Problem to work on —
Filter the records below for the word "title". Keep each line that has it.

Stored dataset items
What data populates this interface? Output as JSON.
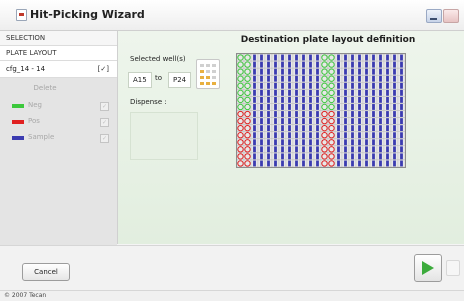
{
  "window": {
    "title": "Hit-Picking Wizard",
    "icon": "app-icon"
  },
  "sidebar": {
    "sections": [
      {
        "label": "SELECTION",
        "active": false
      },
      {
        "label": "PLATE LAYOUT",
        "active": true
      }
    ],
    "config": {
      "label": "cfg_14 - 14",
      "check": "[✓]",
      "delete_label": "Delete",
      "legend": [
        {
          "label": "Neg",
          "color": "#3cc83c",
          "checked": true
        },
        {
          "label": "Pos",
          "color": "#e02020",
          "checked": true
        },
        {
          "label": "Sample",
          "color": "#3b3bb0",
          "checked": true
        }
      ]
    }
  },
  "main": {
    "title": "Destination plate layout definition",
    "selected_wells_label": "Selected well(s)",
    "from_well": "A15",
    "to_label": "to",
    "to_well": "P24",
    "dispense_label": "Dispense :",
    "plate": {
      "rows": 16,
      "cols": 24,
      "colors": {
        "neg": "#3cc83c",
        "pos": "#e02020",
        "sample": "#3b3bb0"
      },
      "control_columns": [
        1,
        2,
        13,
        14
      ],
      "neg_row_range": [
        1,
        8
      ],
      "pos_row_range": [
        9,
        16
      ]
    }
  },
  "footer": {
    "cancel_label": "Cancel",
    "next_icon": "play-icon"
  },
  "status": {
    "copyright": "© 2007 Tecan"
  }
}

Exercise result —
    "title": "Hit-Picking Wizard",
    "title": "Destination plate layout definition",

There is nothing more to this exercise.